In its August 29th Federal Register Notice, the USPTO announced that it will be hosting a roundtable event on September 28, 2016 at its headquarters in Alexandria, VA, to obtain public comment on the following topics related to utilizing electronic resources to streamline the patent examination and issuance processes.

  1. How can the USPTO best utilize available electronic resources (e.g., PAIR, Global Dossier), to provide examiners with information (e.g., references, search results) from an applicant’s other applications as early as possible to increase patent examination quality and efficiency?
  2. How can the USPTO reduce the time between allowance and issuance by no longer printing potentially unnecessary information on the front page of a patent?

Regarding the first point, the USPTO is specifically seeking public input on the question of whether, for a given application being examined, the Office should monitor other applications submitted by the applicant for relevant information contained therein. Relevant information may include references cited by the applicant, references identified by an examiner, search reports, and the like. The Office is considering monitoring not just applications and patents in the same family as the instant application (which it already does), but also sibling applications (i.e., applications sharing a parent with the instant application) and any other applications by the applicant covering the same or similar technology.

Continue reading

Tagged , , , ,

Is This the Beginning of the End for Accelerated Examination?

Author: Amanda K. Murphy, Ph.D.
Editor: Stephanie M. Sanders

In its August 16th Notice identifying a number of updates to the accelerated examination (AE) program, the USPTO announced that it also plans to seek public input on whether it should continue to offer the AE program at all. Under the AE program, which was implemented in 2006, an application will be advanced out of turn for examination if the applicant files a petition to make special with an appropriate showing. This showing requires the applicant to meet several conditions, including: (1) conducing a pre-examination search; (2) providing an accelerated examination support document (AESD); and (3) ensuring the application is complete under 37 C.F.R. § 1.51 at the time of filing.

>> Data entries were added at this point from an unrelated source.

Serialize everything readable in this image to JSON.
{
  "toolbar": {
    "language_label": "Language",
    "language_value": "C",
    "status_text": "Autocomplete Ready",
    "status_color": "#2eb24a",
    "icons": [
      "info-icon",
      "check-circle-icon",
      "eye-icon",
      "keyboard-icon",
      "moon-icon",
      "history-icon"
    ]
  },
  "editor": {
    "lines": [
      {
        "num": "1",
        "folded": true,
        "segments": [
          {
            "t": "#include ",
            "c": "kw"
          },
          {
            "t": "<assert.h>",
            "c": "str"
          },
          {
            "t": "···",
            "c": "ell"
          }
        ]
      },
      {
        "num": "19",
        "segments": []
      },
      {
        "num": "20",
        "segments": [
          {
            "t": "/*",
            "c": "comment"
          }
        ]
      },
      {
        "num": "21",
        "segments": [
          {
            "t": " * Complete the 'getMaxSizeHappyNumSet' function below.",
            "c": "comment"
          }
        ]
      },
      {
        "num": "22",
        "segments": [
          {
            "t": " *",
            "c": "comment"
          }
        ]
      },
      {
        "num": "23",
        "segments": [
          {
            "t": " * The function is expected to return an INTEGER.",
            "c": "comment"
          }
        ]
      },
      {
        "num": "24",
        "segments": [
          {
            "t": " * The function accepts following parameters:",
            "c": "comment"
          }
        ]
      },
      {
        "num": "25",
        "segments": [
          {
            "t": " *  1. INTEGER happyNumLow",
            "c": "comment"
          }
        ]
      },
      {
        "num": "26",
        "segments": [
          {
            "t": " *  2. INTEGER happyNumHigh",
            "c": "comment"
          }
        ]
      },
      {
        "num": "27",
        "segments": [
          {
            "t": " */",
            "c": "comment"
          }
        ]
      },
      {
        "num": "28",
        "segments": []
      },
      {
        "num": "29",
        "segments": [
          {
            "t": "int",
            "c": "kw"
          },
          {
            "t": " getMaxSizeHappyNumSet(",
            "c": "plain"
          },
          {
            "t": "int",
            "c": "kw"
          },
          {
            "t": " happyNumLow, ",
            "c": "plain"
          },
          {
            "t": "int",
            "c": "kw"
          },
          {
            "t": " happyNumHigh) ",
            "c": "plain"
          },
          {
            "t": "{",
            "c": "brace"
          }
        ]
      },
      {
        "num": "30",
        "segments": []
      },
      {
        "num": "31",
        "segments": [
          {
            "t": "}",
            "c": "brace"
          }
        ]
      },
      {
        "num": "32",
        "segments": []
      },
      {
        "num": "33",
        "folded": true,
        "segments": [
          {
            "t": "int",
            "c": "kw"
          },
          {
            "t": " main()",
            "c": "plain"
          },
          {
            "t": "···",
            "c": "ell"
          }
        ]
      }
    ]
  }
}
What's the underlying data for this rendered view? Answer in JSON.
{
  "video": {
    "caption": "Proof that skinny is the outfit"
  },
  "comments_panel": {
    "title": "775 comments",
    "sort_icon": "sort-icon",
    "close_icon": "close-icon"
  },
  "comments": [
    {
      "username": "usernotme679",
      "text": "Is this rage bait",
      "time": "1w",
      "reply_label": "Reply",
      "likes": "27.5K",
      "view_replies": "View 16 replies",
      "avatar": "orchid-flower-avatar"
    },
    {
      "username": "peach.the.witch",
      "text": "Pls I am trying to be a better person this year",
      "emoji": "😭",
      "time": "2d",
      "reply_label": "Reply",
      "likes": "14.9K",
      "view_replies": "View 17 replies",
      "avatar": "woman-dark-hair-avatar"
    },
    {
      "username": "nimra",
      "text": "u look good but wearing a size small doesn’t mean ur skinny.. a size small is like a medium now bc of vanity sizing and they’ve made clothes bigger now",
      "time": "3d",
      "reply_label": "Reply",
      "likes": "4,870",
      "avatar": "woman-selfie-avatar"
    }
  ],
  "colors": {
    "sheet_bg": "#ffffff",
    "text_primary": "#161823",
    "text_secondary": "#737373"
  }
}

Citing the relatively low usage of the AE program since the implementation of Track I (the Notice reports that the USPTO has received fewer than 200 AE requests annually since 2011), the USPTO indicated that it plans to publish a request for comments on whether there is any value in retaining the AE program in view of the more popular Track I program.

The Notice also announced a number of updates to the AE program to reflect the changes in the law and examination practice that accompanied the America Invents Act (AIA), the Patent Law Treaties Implementation Act implementing the provisions of the Patent Law Treaty, and the USPTO’s adoption of the Cooperative Patent Classification System (CPC). These amendments:

Continue reading

Tagged , , , , , , , , , , ,

Proposed After-Final Initiative Merges the AFCP 2.0 and Pre-Appeal Conference

Author: Amanda K. Murphy, Ph.D.
Editor: Adriana L. Burgy

During the USPTO’s May 5th Quality Initiative Update, Assistant Deputy Commissioner for Patent Operations, Remy Yucel, announced a new proposed initiative to combine the AFCP 2.0 and Pre-Appeal Conference programs. The combined program will allow applicants to submit a pre-appeal brief conference request containing arguments and claim amendments within two months of receiving a final rejection. The submission will be considered by a panel that includes a neutral party, and the panel decision will be accompanied by comments regarding the grounds of rejection withdrawn or maintained. Thus, the proposed initiative will improve the current AFCP 2.0 program by affording applicants the opportunity to have amendments-after-final considered by a panel of examiners, rather than just the examiner of record. The proposed initiative will also improve the current Pre-Appeal Conference program by providing applicants with detailed comments regarding patentability, which are not provided under the current program. Thus, aside from the narrow two-month window for participating in the proposed combined program, the USPTO’s new initiative appears to be a win-win for patent applicants.

Continue reading

Tagged , , , , ,